• DATA FOR REVIEW:
Start of Block

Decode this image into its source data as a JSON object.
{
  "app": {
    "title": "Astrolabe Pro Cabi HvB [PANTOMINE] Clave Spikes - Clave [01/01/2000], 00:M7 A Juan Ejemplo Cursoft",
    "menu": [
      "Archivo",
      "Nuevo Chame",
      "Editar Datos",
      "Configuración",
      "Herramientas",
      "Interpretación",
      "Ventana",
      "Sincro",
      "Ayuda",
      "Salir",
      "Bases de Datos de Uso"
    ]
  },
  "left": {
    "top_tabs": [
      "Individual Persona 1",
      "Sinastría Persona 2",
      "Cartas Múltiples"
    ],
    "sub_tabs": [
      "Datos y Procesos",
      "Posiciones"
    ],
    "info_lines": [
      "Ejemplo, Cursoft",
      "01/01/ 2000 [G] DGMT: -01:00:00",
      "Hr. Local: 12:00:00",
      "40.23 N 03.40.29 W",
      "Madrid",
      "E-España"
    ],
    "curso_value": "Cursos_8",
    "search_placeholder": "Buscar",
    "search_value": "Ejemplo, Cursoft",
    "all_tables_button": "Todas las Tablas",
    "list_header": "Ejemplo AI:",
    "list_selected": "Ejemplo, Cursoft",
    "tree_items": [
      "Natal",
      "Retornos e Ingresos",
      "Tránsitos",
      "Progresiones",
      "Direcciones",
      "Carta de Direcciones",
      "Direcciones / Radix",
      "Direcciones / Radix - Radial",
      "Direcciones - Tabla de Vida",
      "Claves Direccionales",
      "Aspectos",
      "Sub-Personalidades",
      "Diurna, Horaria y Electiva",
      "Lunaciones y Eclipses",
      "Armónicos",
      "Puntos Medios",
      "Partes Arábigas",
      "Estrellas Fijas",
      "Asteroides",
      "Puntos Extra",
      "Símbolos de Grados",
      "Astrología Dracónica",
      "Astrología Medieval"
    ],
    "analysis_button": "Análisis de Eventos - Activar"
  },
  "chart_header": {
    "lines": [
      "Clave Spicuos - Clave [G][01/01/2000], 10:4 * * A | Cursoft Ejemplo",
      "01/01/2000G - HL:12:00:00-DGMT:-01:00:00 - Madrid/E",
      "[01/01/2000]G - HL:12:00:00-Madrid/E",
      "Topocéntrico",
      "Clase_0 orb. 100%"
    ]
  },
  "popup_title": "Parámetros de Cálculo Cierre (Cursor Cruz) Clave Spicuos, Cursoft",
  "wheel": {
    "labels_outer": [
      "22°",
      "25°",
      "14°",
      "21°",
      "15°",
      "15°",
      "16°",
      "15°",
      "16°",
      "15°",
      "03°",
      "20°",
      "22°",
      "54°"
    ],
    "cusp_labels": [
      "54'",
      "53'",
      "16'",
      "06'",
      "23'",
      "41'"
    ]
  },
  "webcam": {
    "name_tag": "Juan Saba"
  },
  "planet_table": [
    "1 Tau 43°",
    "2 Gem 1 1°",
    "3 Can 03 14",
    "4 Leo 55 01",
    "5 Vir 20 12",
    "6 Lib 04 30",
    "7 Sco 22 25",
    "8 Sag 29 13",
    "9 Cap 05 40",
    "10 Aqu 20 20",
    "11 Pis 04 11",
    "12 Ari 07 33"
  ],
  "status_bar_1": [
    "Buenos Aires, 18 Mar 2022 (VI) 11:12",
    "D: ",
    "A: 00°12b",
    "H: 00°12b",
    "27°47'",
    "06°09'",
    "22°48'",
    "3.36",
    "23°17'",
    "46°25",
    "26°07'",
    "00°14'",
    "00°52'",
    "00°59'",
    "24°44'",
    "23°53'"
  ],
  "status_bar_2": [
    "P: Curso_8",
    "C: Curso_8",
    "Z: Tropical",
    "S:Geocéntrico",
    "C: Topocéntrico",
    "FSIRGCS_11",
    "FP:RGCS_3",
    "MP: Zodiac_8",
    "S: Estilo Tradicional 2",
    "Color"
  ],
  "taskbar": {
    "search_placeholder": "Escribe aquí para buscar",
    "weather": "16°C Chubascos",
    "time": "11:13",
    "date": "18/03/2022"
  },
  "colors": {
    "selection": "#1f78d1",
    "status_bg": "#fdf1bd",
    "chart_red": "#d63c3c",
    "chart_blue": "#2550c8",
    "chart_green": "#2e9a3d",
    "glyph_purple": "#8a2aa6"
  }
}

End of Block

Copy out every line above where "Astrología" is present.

• RESPONSE AREA:
      "Astrología Dracónica",
      "Astrología Medieval"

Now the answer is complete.